For now, all “employers” and all other businesses and trade associations whose members have an interest in the enforcement of non-compete agreements under the current patchwork of state law should review the FTC’s proposed rule and consider submitting comments to the FTC before the 60-day comment period ends. The more viewpoints and arguments raised questioning the legal and policy justifications for the FTC’s proposed rule, the more the FTC will need to analyze when considering whether to publish a final rule and what such final rule would cover.

Recent FTC non-compete enforcement actions

The day before announcing the new rule, the FTC announced three enforcement actions against companies who allegedly imposed non-compete agreements on lower-wage workers. The actions were brought under Section 5 of the FTC Act with the FTC stating that “each of the companies and individuals illegally imposed noncompete restrictions on workers in positions ranging from low-wage security guards to manufacturing workers to engineers” that prohibited them from seeking or accepting work with another employer or operating a competing business after they left the companies.

In each case, the FTC ordered the company to cease enforcing, threatening to enforce, or imposing a non-compete agreement on the affected workers. The companies are also required to notify all affected employees that they are no longer bound by the non-compete agreements.

Next steps in the rulemaking process

This proposed rule is the first step in the FTC’s rulemaking process. We anticipate the FTC will receive thousands of comments on the proposed rule, each of which the agency must consider. We also anticipate changes to this preliminary version in the final rule based on the FTC’s review of comments received. It is possible, depending on the number and quality of comments received, that it could take the FTC until 2024 to publish a final rule. After a proposed final rule is published, it is likely to be subject to legal challenge further delaying its effective date assuming the FTC rule survives legal challenge.

Currently, non-compete agreements and related provisions remain subject to challenge under state law regarding restrictive covenants, as well as state and federal antitrust law. Going forward, employers should still look to applicable state laws to determine the enforceability of non-compete agreements, keeping an eye on FTC’s rule making process. While employers do not necessarily need to take immediate steps in response to the proposed rule, this proposed rule, even if not likely to be enforced in its current form, is a good reminder that employers need to be judicious when entering into restrictive covenants or when seeking to enforce them. The ill-considered attempt by employers to enforce these clauses against former employees absent a legitimate business interest, such as enforcement actions against low-level or modestly compensated employees, has led to the political scrutiny that has resulted in the current proposed rule.

What this means to you

Employers who rely on non-competes should not hit the panic button, at least not yet. Most commentators agree that the proposed rule is unlikely to go into effect in its current form, if at all. However, this effort by the FTC should serve as a wake-up call to employers who have traditionally relied upon non-competes that their overuse has generated political controversy that is prompting regulatory and statutory responses. Many states have already taken or are considering efforts to limit or ban the use of non-competes, and that trend is almost certain to continue over next few years.

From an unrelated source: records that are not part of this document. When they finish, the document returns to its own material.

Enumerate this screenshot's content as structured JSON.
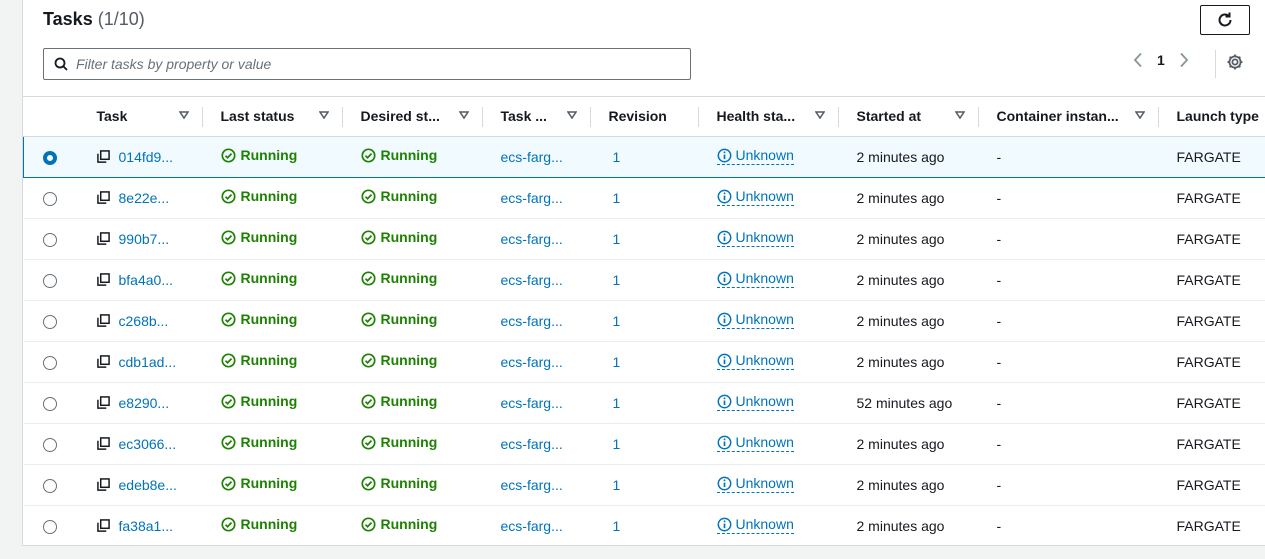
{
  "panel": {
    "title": "Tasks",
    "count": "(1/10)",
    "search_placeholder": "Filter tasks by property or value",
    "page_number": "1"
  },
  "columns": [
    "Task",
    "Last status",
    "Desired st...",
    "Task ...",
    "Revision",
    "Health sta...",
    "Started at",
    "Container instan...",
    "Launch type"
  ],
  "rows": [
    {
      "task": "014fd9...",
      "last_status": "Running",
      "desired_status": "Running",
      "task_def": "ecs-farg...",
      "revision": "1",
      "health": "Unknown",
      "started": "2 minutes ago",
      "container": "-",
      "launch": "FARGATE",
      "selected": true
    },
    {
      "task": "8e22e...",
      "last_status": "Running",
      "desired_status": "Running",
      "task_def": "ecs-farg...",
      "revision": "1",
      "health": "Unknown",
      "started": "2 minutes ago",
      "container": "-",
      "launch": "FARGATE",
      "selected": false
    },
    {
      "task": "990b7...",
      "last_status": "Running",
      "desired_status": "Running",
      "task_def": "ecs-farg...",
      "revision": "1",
      "health": "Unknown",
      "started": "2 minutes ago",
      "container": "-",
      "launch": "FARGATE",
      "selected": false
    },
    {
      "task": "bfa4a0...",
      "last_status": "Running",
      "desired_status": "Running",
      "task_def": "ecs-farg...",
      "revision": "1",
      "health": "Unknown",
      "started": "2 minutes ago",
      "container": "-",
      "launch": "FARGATE",
      "selected": false
    },
    {
      "task": "c268b...",
      "last_status": "Running",
      "desired_status": "Running",
      "task_def": "ecs-farg...",
      "revision": "1",
      "health": "Unknown",
      "started": "2 minutes ago",
      "container": "-",
      "launch": "FARGATE",
      "selected": false
    },
    {
      "task": "cdb1ad...",
      "last_status": "Running",
      "desired_status": "Running",
      "task_def": "ecs-farg...",
      "revision": "1",
      "health": "Unknown",
      "started": "2 minutes ago",
      "container": "-",
      "launch": "FARGATE",
      "selected": false
    },
    {
      "task": "e8290...",
      "last_status": "Running",
      "desired_status": "Running",
      "task_def": "ecs-farg...",
      "revision": "1",
      "health": "Unknown",
      "started": "52 minutes ago",
      "container": "-",
      "launch": "FARGATE",
      "selected": false
    },
    {
      "task": "ec3066...",
      "last_status": "Running",
      "desired_status": "Running",
      "task_def": "ecs-farg...",
      "revision": "1",
      "health": "Unknown",
      "started": "2 minutes ago",
      "container": "-",
      "launch": "FARGATE",
      "selected": false
    },
    {
      "task": "edeb8e...",
      "last_status": "Running",
      "desired_status": "Running",
      "task_def": "ecs-farg...",
      "revision": "1",
      "health": "Unknown",
      "started": "2 minutes ago",
      "container": "-",
      "launch": "FARGATE",
      "selected": false
    },
    {
      "task": "fa38a1...",
      "last_status": "Running",
      "desired_status": "Running",
      "task_def": "ecs-farg...",
      "revision": "1",
      "health": "Unknown",
      "started": "2 minutes ago",
      "container": "-",
      "launch": "FARGATE",
      "selected": false
    }
  ],
  "colors": {
    "link": "#0073bb",
    "success": "#1d8102",
    "selected_bg": "#f1faff"
  }
}
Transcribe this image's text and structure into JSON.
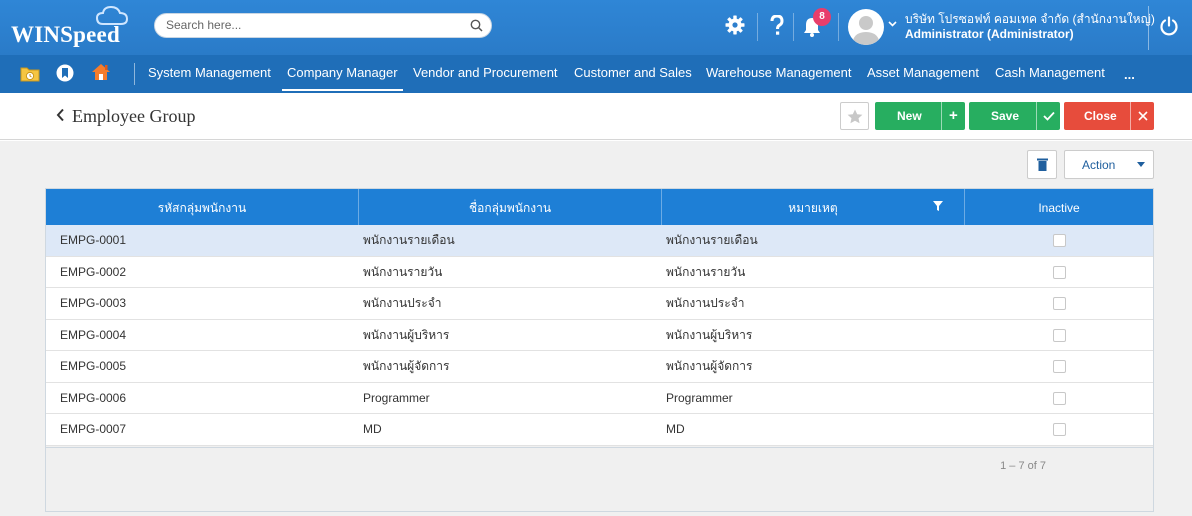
{
  "app": {
    "logo_text": "WINSpeed"
  },
  "header": {
    "search_placeholder": "Search here...",
    "notification_count": "8",
    "company_name": "บริษัท โปรซอฟท์ คอมเทค จำกัด (สำนักงานใหญ่)",
    "user_role": "Administrator (Administrator)"
  },
  "nav": {
    "items": [
      "System Management",
      "Company Manager",
      "Vendor and Procurement",
      "Customer and Sales",
      "Warehouse Management",
      "Asset Management",
      "Cash Management"
    ],
    "more": "...",
    "active_index": 1
  },
  "page": {
    "title": "Employee Group",
    "new_label": "New",
    "new_addon": "+",
    "save_label": "Save",
    "close_label": "Close"
  },
  "toolbar": {
    "action_label": "Action"
  },
  "table": {
    "columns": [
      "รหัสกลุ่มพนักงาน",
      "ชื่อกลุ่มพนักงาน",
      "หมายเหตุ",
      "Inactive"
    ],
    "rows": [
      {
        "code": "EMPG-0001",
        "name": "พนักงานรายเดือน",
        "note": "พนักงานรายเดือน",
        "inactive": false
      },
      {
        "code": "EMPG-0002",
        "name": "พนักงานรายวัน",
        "note": "พนักงานรายวัน",
        "inactive": false
      },
      {
        "code": "EMPG-0003",
        "name": "พนักงานประจำ",
        "note": "พนักงานประจำ",
        "inactive": false
      },
      {
        "code": "EMPG-0004",
        "name": "พนักงานผู้บริหาร",
        "note": "พนักงานผู้บริหาร",
        "inactive": false
      },
      {
        "code": "EMPG-0005",
        "name": "พนักงานผู้จัดการ",
        "note": "พนักงานผู้จัดการ",
        "inactive": false
      },
      {
        "code": "EMPG-0006",
        "name": "Programmer",
        "note": "Programmer",
        "inactive": false
      },
      {
        "code": "EMPG-0007",
        "name": "MD",
        "note": "MD",
        "inactive": false
      }
    ],
    "selected_row": 0,
    "pager_text": "1 – 7 of 7"
  },
  "colors": {
    "header_blue": "#2d7fcd",
    "nav_blue": "#1f6eb8",
    "table_head": "#1e7fd6",
    "success": "#27ae60",
    "danger": "#e74c3c",
    "badge": "#e83e6b"
  }
}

Contact us

Companies that would like outside legal counsel to review their existing non-compete agreements or submit a public comment in response to the FTC’s proposed rule can contact Husch Blackwell’s labor and employment and antitrust teams, including the authors of this alert.


Wendy K. Arends


Kevin Koronka


Michael Schrier


Chengzhuo He